[Website and app data records]
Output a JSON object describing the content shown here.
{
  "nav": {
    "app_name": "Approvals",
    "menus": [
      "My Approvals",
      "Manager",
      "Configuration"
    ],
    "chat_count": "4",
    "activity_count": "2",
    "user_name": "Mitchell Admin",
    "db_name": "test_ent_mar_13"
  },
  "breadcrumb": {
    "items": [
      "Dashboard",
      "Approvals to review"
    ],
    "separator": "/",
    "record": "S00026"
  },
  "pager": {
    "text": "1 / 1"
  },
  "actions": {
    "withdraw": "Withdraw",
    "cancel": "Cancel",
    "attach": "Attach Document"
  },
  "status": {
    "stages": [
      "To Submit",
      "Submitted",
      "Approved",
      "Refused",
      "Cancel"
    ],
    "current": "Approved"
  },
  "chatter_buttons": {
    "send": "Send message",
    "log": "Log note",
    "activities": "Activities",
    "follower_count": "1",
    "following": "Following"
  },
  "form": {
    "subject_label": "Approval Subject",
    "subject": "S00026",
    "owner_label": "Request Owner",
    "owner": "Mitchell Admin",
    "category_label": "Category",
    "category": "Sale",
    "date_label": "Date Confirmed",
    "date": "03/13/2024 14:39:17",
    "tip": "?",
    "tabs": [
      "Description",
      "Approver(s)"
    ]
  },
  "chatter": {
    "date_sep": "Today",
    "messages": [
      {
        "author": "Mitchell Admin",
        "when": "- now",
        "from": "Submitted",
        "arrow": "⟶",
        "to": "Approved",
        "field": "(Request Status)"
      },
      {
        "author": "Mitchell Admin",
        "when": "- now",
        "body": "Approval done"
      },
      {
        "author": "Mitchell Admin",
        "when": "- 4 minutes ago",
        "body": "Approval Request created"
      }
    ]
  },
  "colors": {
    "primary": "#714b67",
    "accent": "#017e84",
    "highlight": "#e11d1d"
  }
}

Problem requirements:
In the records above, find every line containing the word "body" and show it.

Solution for this task:
        "body": "Approval done"
        "body": "Approval Request created"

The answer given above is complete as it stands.